Well, Bonnie and Clayton were on the road and couldn’t join us at last weekend’s “Route 60 Saturday Night,” but in their honor, Doug Chaffin and Paul Martin did a little encore of the number. Here’s that moment from last weekend’s show.

Incidentally, at the start of this track, I manage to misidentify the mountain in the song’s title. This is “Blue Mountain Waltz.” Click to hear the tune.

Tuesday, June 12, 2018

This Week's Freebie from The 1937 Flood

This week's freebie looks ahead to this week’s show.

We’re getting ready for this weekend’s next big Route 60 Saturday Night show, and since it will be the eve — uh, eve-eve — of West Virginia Day, we’re planning a lot of special tunes to wish our Mountain Mama a happy 155th.

Come on out and join the fun, starting at 7 p.m. at Route 60 Music Co., 60 Peyton St., in Barboursville.

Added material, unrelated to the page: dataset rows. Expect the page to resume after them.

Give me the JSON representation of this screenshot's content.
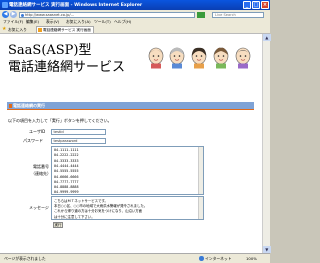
{
  "window": {
    "title": "電話連絡網サービス 実行画面 - Windows Internet Explorer",
    "min": "_",
    "max": "□",
    "close": "×"
  },
  "address_bar": {
    "url": "http://www.saasnet.co.jp/...",
    "search_placeholder": "Live Search",
    "back": "◀",
    "forward": "▶"
  },
  "menu": [
    "ファイル(F)",
    "編集(E)",
    "表示(V)",
    "お気に入り(A)",
    "ツール(T)",
    "ヘルプ(H)"
  ],
  "favorites_bar": {
    "favorites_label": "お気に入り",
    "tab_label": "電話連絡網サービス 実行画面"
  },
  "page": {
    "title_line1": "SaaS(ASP)型",
    "title_line2": "電話連絡網サービス",
    "section_title": "電話連絡網の実行",
    "instruction": "以下の項目を入力して「実行」ボタンを押してください。",
    "user_id_label": "ユーザID",
    "user_id_value": "testid",
    "password_label": "パスワード",
    "password_value": "testpassword",
    "phone_label_line1": "電話番号",
    "phone_label_line2": "（連絡先）",
    "phone_numbers": [
      "04-1111-1111",
      "04-2222-2222",
      "04-3333-3333",
      "04-4444-4444",
      "04-5555-5555",
      "04-6666-6666",
      "04-7777-7777",
      "04-8888-8888",
      "04-9999-9999"
    ],
    "message_label": "メッセージ",
    "message_lines": [
      "こちらはＭＴネットサービスです。",
      "本日○○区、○○市の地域で大雨洪水警報が発令されました。",
      "これから帰り道の方は十分お気をつけになり、山沿い方面",
      "は十分に注意して下さい。"
    ],
    "execute_button": "実行"
  },
  "status_bar": {
    "left_text": "ページが表示されました",
    "zone": "インターネット",
    "zoom": "100%"
  }
}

The guest artists this month are singer-songwriters Mike Bennett and Paul Callicoat. Admission is $5 and all proceeds this month go to aid the good work of Huntington’s Harmony House. For more information, visit the website at Route60SaturdayNight.com. Click to hear the tune.

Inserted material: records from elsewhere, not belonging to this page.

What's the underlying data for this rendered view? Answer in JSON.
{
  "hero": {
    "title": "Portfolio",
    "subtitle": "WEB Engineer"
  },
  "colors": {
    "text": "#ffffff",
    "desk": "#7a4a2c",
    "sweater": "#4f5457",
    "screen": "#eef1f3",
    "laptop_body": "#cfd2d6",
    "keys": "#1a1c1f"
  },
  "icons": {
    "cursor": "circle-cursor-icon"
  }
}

Tuesday, June 5, 2018

This Week's Freebie from The 1937 Flood

This week's freebie features a different moment from the weeks these days.

Often here on the podcast we share tunes from the very end of a rehearsal, usually making the point that we once again we just didn’t want the evening to end (aw, play one more, guys!) Well, here’s something from the other end of the nights these days, a bit of the vibe at the very start of a session.

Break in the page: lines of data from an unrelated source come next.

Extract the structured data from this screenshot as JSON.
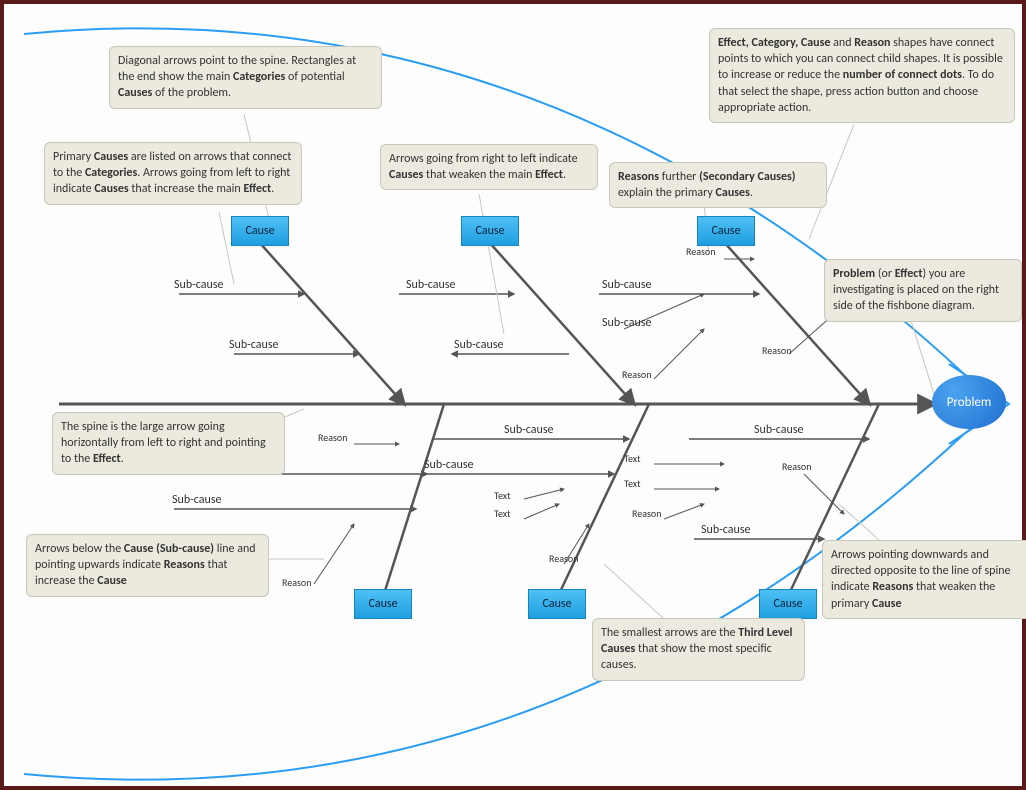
{
  "problem": "Problem",
  "cause": "Cause",
  "subcause": "Sub-cause",
  "reason": "Reason",
  "text": "Text",
  "callouts": {
    "c1": {
      "html": "Diagonal arrows point to the spine. Rectangles at the end show the main <b>Categories</b> of potential <b>Causes</b> of the problem."
    },
    "c2": {
      "html": "Primary <b>Causes</b> are listed on arrows that connect to the <b>Categories</b>. Arrows going from left to right indicate <b>Causes</b> that increase the main <b>Effect</b>."
    },
    "c3": {
      "html": "Arrows going from right to left indicate <b>Causes</b> that weaken the main <b>Effect</b>."
    },
    "c4": {
      "html": "<b>Reasons</b> further <b>(Secondary Causes)</b> explain the primary <b>Causes</b>."
    },
    "c5": {
      "html": "<b>Effect, Category, Cause</b> and <b>Reason</b> shapes have connect points to which you can connect child shapes. It is possible to increase or reduce the <b>number of connect dots</b>. To do that select the shape, press action button and choose appropriate action."
    },
    "c6": {
      "html": "<b>Problem</b> (or <b>Effect</b>) you are investigating is placed on the right side of the fishbone diagram."
    },
    "c7": {
      "html": "The spine is the large arrow going horizontally from left to right and pointing to the <b>Effect</b>."
    },
    "c8": {
      "html": "Arrows below the <b>Cause (Sub-cause)</b> line and pointing upwards indicate <b>Reasons</b> that increase the <b>Cause</b>"
    },
    "c9": {
      "html": "The smallest arrows are the <b>Third Level Causes</b> that show the most specific causes."
    },
    "c10": {
      "html": "Arrows pointing downwards and directed opposite to the line of spine indicate <b>Reasons</b> that weaken the primary <b>Cause</b>"
    }
  }
}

Recorded a few weeks ago, as this track starts you’ll hear that Doug, Randy and I are already in our seats, waiting for the rest of the band to arrive. Now, Sam is out of town when this was recorded, so he couldn’t make the gathering that night, but the harmonica section is ably manned by our friend Jim Rumbaugh, who has walked in just minutes before the track begins.

Listen closely as the song — a cover of Jackson Browne’s “These Days” — goes on and you’ll hear the backdoor open and Paul arrive. We keep the song going so he can be part of it. About four minutes in, you’ll hear Paul get to his seat at the table with his mandolin, say hello and then take the song home with a sweet solo.

By the way, speaking of songs, we’ve added a new feature you might enjoy on The Flood website: The Song Index. With it you can easily browse and listen to specific tunes from the hundreds shared on the podcast, recorded at shows or preserved in the band’s dusty archives. Looking for that crazy version of “Ditty Wah Ditty” you remember from a jam session eight years ago or so? We got it. Want Michelle’s latest rendition “You Don’t Know Me” from just a few weeks ago? Got that too. To check it out, visit the website (1937flood.com) and click “Song Index” on any page.

 Click to hear the tune.